=== Supplied material ===
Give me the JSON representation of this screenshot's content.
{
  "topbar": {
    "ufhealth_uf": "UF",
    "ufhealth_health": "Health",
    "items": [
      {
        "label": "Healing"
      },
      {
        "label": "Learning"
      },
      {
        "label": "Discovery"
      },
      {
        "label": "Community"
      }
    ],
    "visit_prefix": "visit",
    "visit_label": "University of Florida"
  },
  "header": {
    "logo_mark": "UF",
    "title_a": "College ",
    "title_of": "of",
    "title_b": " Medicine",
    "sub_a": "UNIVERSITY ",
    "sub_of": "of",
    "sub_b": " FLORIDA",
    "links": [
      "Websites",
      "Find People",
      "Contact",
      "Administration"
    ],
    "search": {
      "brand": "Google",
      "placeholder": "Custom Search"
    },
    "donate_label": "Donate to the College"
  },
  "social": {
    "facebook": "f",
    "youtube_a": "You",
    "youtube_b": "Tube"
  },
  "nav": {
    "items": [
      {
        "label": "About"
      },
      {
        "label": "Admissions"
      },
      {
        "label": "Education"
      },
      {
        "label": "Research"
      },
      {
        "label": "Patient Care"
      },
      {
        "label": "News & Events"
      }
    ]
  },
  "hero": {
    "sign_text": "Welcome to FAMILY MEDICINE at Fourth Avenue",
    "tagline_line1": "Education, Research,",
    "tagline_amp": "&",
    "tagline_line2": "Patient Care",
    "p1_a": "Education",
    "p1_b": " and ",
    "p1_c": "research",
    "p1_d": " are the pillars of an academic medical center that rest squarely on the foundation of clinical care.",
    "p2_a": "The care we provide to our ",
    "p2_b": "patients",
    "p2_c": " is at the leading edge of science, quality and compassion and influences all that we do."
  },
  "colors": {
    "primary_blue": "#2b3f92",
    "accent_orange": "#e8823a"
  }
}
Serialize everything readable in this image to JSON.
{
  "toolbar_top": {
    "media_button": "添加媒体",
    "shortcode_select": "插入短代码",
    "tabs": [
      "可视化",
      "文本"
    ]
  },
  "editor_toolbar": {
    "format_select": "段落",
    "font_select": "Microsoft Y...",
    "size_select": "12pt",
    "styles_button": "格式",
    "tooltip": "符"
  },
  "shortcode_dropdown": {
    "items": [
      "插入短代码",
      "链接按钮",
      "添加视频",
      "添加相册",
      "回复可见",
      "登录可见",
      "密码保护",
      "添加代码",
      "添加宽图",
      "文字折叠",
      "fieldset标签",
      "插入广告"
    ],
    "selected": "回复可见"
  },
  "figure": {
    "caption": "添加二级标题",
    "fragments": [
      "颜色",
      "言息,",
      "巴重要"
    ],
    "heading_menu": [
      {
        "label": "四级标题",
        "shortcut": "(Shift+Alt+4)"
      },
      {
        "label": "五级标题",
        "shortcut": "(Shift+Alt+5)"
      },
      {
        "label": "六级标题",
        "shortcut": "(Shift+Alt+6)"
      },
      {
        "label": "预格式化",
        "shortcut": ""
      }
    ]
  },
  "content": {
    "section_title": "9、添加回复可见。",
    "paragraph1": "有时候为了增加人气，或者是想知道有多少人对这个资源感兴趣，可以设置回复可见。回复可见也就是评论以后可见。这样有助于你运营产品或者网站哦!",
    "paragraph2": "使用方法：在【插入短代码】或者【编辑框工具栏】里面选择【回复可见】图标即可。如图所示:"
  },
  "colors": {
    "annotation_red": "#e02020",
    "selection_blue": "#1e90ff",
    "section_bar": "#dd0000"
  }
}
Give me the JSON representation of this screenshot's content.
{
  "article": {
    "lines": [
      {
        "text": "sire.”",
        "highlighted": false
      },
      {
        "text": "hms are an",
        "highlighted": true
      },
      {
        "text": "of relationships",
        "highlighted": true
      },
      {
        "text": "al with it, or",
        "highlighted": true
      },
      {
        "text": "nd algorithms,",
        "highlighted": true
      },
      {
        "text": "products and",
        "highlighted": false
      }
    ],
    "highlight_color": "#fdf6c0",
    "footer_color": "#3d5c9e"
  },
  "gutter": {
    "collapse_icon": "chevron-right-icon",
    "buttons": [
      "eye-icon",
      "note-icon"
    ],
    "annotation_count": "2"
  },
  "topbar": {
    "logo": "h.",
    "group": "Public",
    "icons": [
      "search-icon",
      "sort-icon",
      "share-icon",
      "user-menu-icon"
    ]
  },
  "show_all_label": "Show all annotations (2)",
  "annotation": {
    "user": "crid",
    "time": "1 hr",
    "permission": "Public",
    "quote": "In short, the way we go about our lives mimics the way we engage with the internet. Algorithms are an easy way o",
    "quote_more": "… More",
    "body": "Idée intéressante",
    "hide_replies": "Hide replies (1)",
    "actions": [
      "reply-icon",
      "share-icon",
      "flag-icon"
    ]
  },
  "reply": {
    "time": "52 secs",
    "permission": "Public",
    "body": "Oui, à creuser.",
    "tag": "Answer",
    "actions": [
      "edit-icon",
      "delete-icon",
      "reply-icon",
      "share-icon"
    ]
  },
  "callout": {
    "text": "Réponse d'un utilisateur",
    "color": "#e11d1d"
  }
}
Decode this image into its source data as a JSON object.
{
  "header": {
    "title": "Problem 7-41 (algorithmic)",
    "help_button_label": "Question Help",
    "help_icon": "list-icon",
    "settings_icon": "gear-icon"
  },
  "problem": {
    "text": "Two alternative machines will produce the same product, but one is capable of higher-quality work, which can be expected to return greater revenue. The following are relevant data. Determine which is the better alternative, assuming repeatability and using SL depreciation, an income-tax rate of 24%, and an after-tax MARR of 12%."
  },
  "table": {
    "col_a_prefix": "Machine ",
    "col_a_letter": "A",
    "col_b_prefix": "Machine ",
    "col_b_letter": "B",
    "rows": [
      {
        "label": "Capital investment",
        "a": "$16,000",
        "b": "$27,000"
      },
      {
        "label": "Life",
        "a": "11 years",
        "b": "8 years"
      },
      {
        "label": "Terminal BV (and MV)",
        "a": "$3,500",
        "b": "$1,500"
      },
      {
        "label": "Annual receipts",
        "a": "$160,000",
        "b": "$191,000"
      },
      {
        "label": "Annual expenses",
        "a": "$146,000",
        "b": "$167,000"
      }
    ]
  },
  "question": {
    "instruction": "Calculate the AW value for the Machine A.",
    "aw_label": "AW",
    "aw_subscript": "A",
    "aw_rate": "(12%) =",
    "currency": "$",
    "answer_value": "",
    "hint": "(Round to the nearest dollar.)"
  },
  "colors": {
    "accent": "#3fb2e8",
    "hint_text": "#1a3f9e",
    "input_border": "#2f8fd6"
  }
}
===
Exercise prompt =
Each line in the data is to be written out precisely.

Answer area =
Give me the JSON representation of this screenshot's content.
{
  "topbar": {
    "ufhealth_uf": "UF",
    "ufhealth_health": "Health",
    "items": [
      {
        "label": "Healing"
      },
      {
        "label": "Learning"
      },
      {
        "label": "Discovery"
      },
      {
        "label": "Community"
      }
    ],
    "visit_prefix": "visit",
    "visit_label": "University of Florida"
  },
  "header": {
    "logo_mark": "UF",
    "title_a": "College ",
    "title_of": "of",
    "title_b": " Medicine",
    "sub_a": "UNIVERSITY ",
    "sub_of": "of",
    "sub_b": " FLORIDA",
    "links": [
      "Websites",
      "Find People",
      "Contact",
      "Administration"
    ],
    "search": {
      "brand": "Google",
      "placeholder": "Custom Search"
    },
    "donate_label": "Donate to the College"
  },
  "social": {
    "facebook": "f",
    "youtube_a": "You",
    "youtube_b": "Tube"
  },
  "nav": {
    "items": [
      {
        "label": "About"
      },
      {
        "label": "Admissions"
      },
      {
        "label": "Education"
      },
      {
        "label": "Research"
      },
      {
        "label": "Patient Care"
      },
      {
        "label": "News & Events"
      }
    ]
  },
  "hero": {
    "sign_text": "Welcome to FAMILY MEDICINE at Fourth Avenue",
    "tagline_line1": "Education, Research,",
    "tagline_amp": "&",
    "tagline_line2": "Patient Care",
    "p1_a": "Education",
    "p1_b": " and ",
    "p1_c": "research",
    "p1_d": " are the pillars of an academic medical center that rest squarely on the foundation of clinical care.",
    "p2_a": "The care we provide to our ",
    "p2_b": "patients",
    "p2_c": " is at the leading edge of science, quality and compassion and influences all that we do."
  },
  "colors": {
    "primary_blue": "#2b3f92",
    "accent_orange": "#e8823a"
  }
}
Serialize everything readable in this image to JSON.
{
  "toolbar_top": {
    "media_button": "添加媒体",
    "shortcode_select": "插入短代码",
    "tabs": [
      "可视化",
      "文本"
    ]
  },
  "editor_toolbar": {
    "format_select": "段落",
    "font_select": "Microsoft Y...",
    "size_select": "12pt",
    "styles_button": "格式",
    "tooltip": "符"
  },
  "shortcode_dropdown": {
    "items": [
      "插入短代码",
      "链接按钮",
      "添加视频",
      "添加相册",
      "回复可见",
      "登录可见",
      "密码保护",
      "添加代码",
      "添加宽图",
      "文字折叠",
      "fieldset标签",
      "插入广告"
    ],
    "selected": "回复可见"
  },
  "figure": {
    "caption": "添加二级标题",
    "fragments": [
      "颜色",
      "言息,",
      "巴重要"
    ],
    "heading_menu": [
      {
        "label": "四级标题",
        "shortcut": "(Shift+Alt+4)"
      },
      {
        "label": "五级标题",
        "shortcut": "(Shift+Alt+5)"
      },
      {
        "label": "六级标题",
        "shortcut": "(Shift+Alt+6)"
      },
      {
        "label": "预格式化",
        "shortcut": ""
      }
    ]
  },
  "content": {
    "section_title": "9、添加回复可见。",
    "paragraph1": "有时候为了增加人气，或者是想知道有多少人对这个资源感兴趣，可以设置回复可见。回复可见也就是评论以后可见。这样有助于你运营产品或者网站哦!",
    "paragraph2": "使用方法：在【插入短代码】或者【编辑框工具栏】里面选择【回复可见】图标即可。如图所示:"
  },
  "colors": {
    "annotation_red": "#e02020",
    "selection_blue": "#1e90ff",
    "section_bar": "#dd0000"
  }
}
Give me the JSON representation of this screenshot's content.
{
  "article": {
    "lines": [
      {
        "text": "sire.”",
        "highlighted": false
      },
      {
        "text": "hms are an",
        "highlighted": true
      },
      {
        "text": "of relationships",
        "highlighted": true
      },
      {
        "text": "al with it, or",
        "highlighted": true
      },
      {
        "text": "nd algorithms,",
        "highlighted": true
      },
      {
        "text": "products and",
        "highlighted": false
      }
    ],
    "highlight_color": "#fdf6c0",
    "footer_color": "#3d5c9e"
  },
  "gutter": {
    "collapse_icon": "chevron-right-icon",
    "buttons": [
      "eye-icon",
      "note-icon"
    ],
    "annotation_count": "2"
  },
  "topbar": {
    "logo": "h.",
    "group": "Public",
    "icons": [
      "search-icon",
      "sort-icon",
      "share-icon",
      "user-menu-icon"
    ]
  },
  "show_all_label": "Show all annotations (2)",
  "annotation": {
    "user": "crid",
    "time": "1 hr",
    "permission": "Public",
    "quote": "In short, the way we go about our lives mimics the way we engage with the internet. Algorithms are an easy way o",
    "quote_more": "… More",
    "body": "Idée intéressante",
    "hide_replies": "Hide replies (1)",
    "actions": [
      "reply-icon",
      "share-icon",
      "flag-icon"
    ]
  },
  "reply": {
    "time": "52 secs",
    "permission": "Public",
    "body": "Oui, à creuser.",
    "tag": "Answer",
    "actions": [
      "edit-icon",
      "delete-icon",
      "reply-icon",
      "share-icon"
    ]
  },
  "callout": {
    "text": "Réponse d'un utilisateur",
    "color": "#e11d1d"
  }
}
Decode this image into its source data as a JSON object.
{
  "header": {
    "title": "Problem 7-41 (algorithmic)",
    "help_button_label": "Question Help",
    "help_icon": "list-icon",
    "settings_icon": "gear-icon"
  },
  "problem": {
    "text": "Two alternative machines will produce the same product, but one is capable of higher-quality work, which can be expected to return greater revenue. The following are relevant data. Determine which is the better alternative, assuming repeatability and using SL depreciation, an income-tax rate of 24%, and an after-tax MARR of 12%."
  },
  "table": {
    "col_a_prefix": "Machine ",
    "col_a_letter": "A",
    "col_b_prefix": "Machine ",
    "col_b_letter": "B",
    "rows": [
      {
        "label": "Capital investment",
        "a": "$16,000",
        "b": "$27,000"
      },
      {
        "label": "Life",
        "a": "11 years",
        "b": "8 years"
      },
      {
        "label": "Terminal BV (and MV)",
        "a": "$3,500",
        "b": "$1,500"
      },
      {
        "label": "Annual receipts",
        "a": "$160,000",
        "b": "$191,000"
      },
      {
        "label": "Annual expenses",
        "a": "$146,000",
        "b": "$167,000"
      }
    ]
  },
  "question": {
    "instruction": "Calculate the AW value for the Machine A.",
    "aw_label": "AW",
    "aw_subscript": "A",
    "aw_rate": "(12%) =",
    "currency": "$",
    "answer_value": "",
    "hint": "(Round to the nearest dollar.)"
  },
  "colors": {
    "accent": "#3fb2e8",
    "hint_text": "#1a3f9e",
    "input_border": "#2f8fd6"
  }
}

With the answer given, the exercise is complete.